The Vickers Vimy in flight
Alcock and Brown were the first people to fly an aircraft non-stop across the Atlantic ocean. They made their flight in June 1919, departing Newfoundland and landing in a bog near the Marconi (Clifden) Wireless Station.

The plane was a Vickers Vimy twin-engined biplane. It was built mainly of wood and fabric and was powered by two Rolls-Royce Eagle VIII V-12 engines.

The Vimy was originally designed as a bomber to be used during the First World War. Bombing equipment was removed and extra fuel tanks were added for the transatlantic flight.

The Vickers Vimy biplane that landed at Ballyconneely, Clifden on 15th June,1919. The plane is now on display in the Science Museum, London.

The plane took off from St. John's, Newfoundland on Saturday, 14 June, 1919 and landed in Clifden, Co. Galway some 16 hours later. It completed the journey of 1,890 miles (3,040 km) at an average speed of approximately 118 miles (193 kilometres) per hour.

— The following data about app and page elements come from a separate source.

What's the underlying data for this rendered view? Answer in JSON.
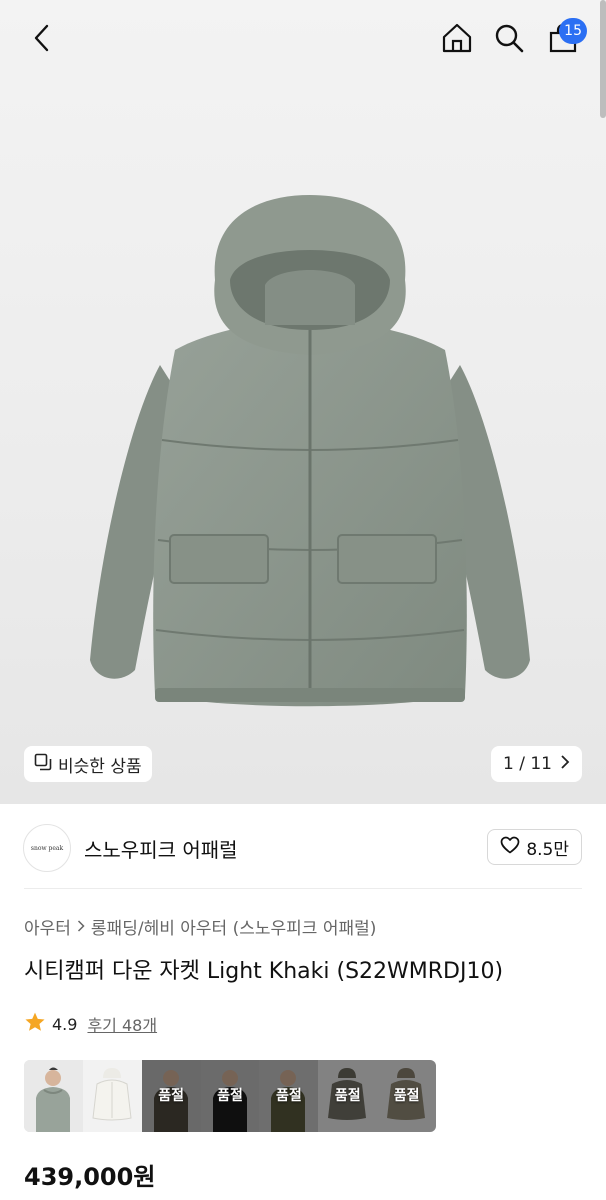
{
  "header": {
    "back_icon": "chevron-left-icon",
    "home_icon": "home-icon",
    "search_icon": "search-icon",
    "cart_icon": "shopping-bag-icon",
    "cart_count": "15"
  },
  "gallery": {
    "similar_label": "비슷한 상품",
    "page_indicator": "1 / 11"
  },
  "brand": {
    "logo_text": "snow peak",
    "name": "스노우피크 어패럴",
    "likes": "8.5만"
  },
  "product": {
    "breadcrumb": [
      "아우터",
      "롱패딩/헤비 아우터 (스노우피크 어패럴)"
    ],
    "title": "시티캠퍼 다운 자켓 Light Khaki (S22WMRDJ10)",
    "rating": "4.9",
    "reviews": "후기 48개",
    "price": "439,000원"
  },
  "variants": {
    "soldout_label": "품절",
    "items": [
      {
        "color": "light-khaki",
        "sold_out": false,
        "model": true
      },
      {
        "color": "ivory",
        "sold_out": false,
        "model": false
      },
      {
        "color": "khaki",
        "sold_out": true,
        "model": true
      },
      {
        "color": "black",
        "sold_out": true,
        "model": true
      },
      {
        "color": "olive",
        "sold_out": true,
        "model": true
      },
      {
        "color": "grey-khaki",
        "sold_out": true,
        "model": false
      },
      {
        "color": "beige-khaki",
        "sold_out": true,
        "model": false
      }
    ]
  },
  "colors": {
    "accent_badge": "#2b6ff3",
    "star": "#f5a623",
    "jacket": "#8e988f"
  }
}
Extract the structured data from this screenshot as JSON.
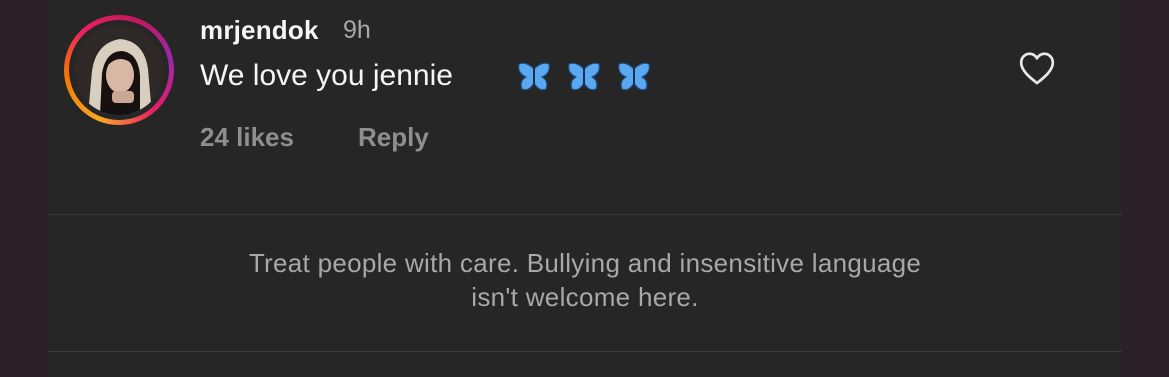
{
  "comment": {
    "username": "mrjendok",
    "timestamp": "9h",
    "text": "We love you jennie",
    "emoji": [
      "butterfly-icon",
      "butterfly-icon",
      "butterfly-icon"
    ],
    "likes": "24 likes",
    "reply_label": "Reply",
    "like_icon": "heart-outline-icon"
  },
  "notice": {
    "line1": "Treat people with care. Bullying and insensitive language",
    "line2": "isn't welcome here."
  },
  "colors": {
    "background": "#262626",
    "frame": "#2b1f28",
    "primary_text": "#f5f5f5",
    "secondary_text": "#a8a8a8",
    "butterfly": "#5aa9f0"
  }
}
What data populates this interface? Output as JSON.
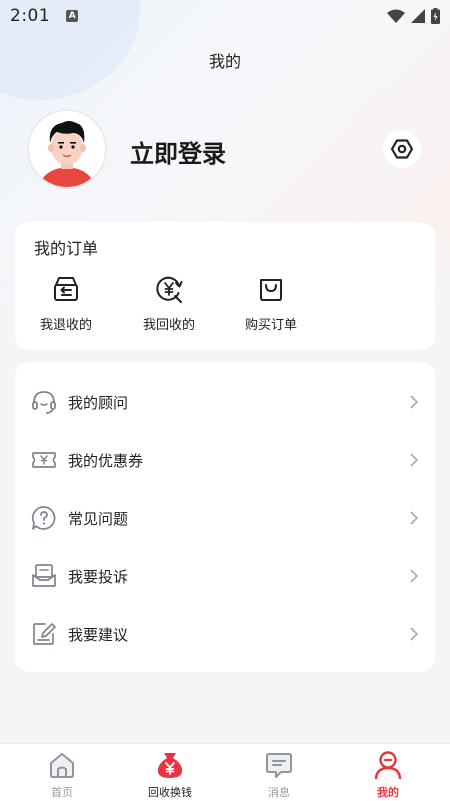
{
  "status_bar": {
    "time": "2:01",
    "notification_badge": "A"
  },
  "header": {
    "title": "我的"
  },
  "profile": {
    "login_text": "立即登录"
  },
  "orders": {
    "title": "我的订单",
    "items": [
      {
        "label": "我退收的",
        "icon": "return-box-icon"
      },
      {
        "label": "我回收的",
        "icon": "yuan-recycle-icon"
      },
      {
        "label": "购买订单",
        "icon": "shopping-bag-icon"
      }
    ]
  },
  "menu": {
    "items": [
      {
        "label": "我的顾问",
        "icon": "headset-icon"
      },
      {
        "label": "我的优惠券",
        "icon": "coupon-icon"
      },
      {
        "label": "常见问题",
        "icon": "question-icon"
      },
      {
        "label": "我要投诉",
        "icon": "complaint-mail-icon"
      },
      {
        "label": "我要建议",
        "icon": "edit-icon"
      }
    ]
  },
  "tabbar": {
    "items": [
      {
        "label": "首页",
        "icon": "home-icon"
      },
      {
        "label": "回收换钱",
        "icon": "money-bag-icon"
      },
      {
        "label": "消息",
        "icon": "message-icon"
      },
      {
        "label": "我的",
        "icon": "user-icon"
      }
    ],
    "active_index": 3
  },
  "colors": {
    "accent": "#e83a45",
    "icon_gray": "#888f99",
    "text": "#222222"
  }
}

Weather conditions were difficult, dense fog and drizzling rain obscured vision to such an extent that at times the aircraft was flying upside down and once only 10ft from the water. The landing place was a bog near the Clifden Wireless Station.

Once safely out of the plane, Alcock, with the assistance of the Marconi staff, sent a telegram announcing their success. At this point the airmen were only 10 miles (16 km) off the course they had planned and some 50 miles (80 km) from Galway, the intended destination.

"From above, the bog looked like a lovely field, but the machine sank into it up to the axle and fell over on her nose" said Alcock after the flight. The plane suffered some damage. Alcock and Brown came away unhurt.

Sir John W Alcock
(1892–1919) was born in Manchester. He joined the Royal Naval Air Service at the beginning of World War I. After the war Alcock became a test pilot for Vickers Aircraft. Six months after his Atlantic crossing, while delivering an amphibian aircraft to Paris, Alcock crashed in bad weather and was fatally injured.

Arthur Whitten Brown (1886–1948) was born in Glasgow. He began his career in engineering before the outbreak of World War I when he became a pilot in the Royal Air Force. After the Atlantic crossing, Brown later returned to engineering and was general manager of the Metropolitan Vickers Company in Swansea.

John Alcock and Arthur Whitten Brown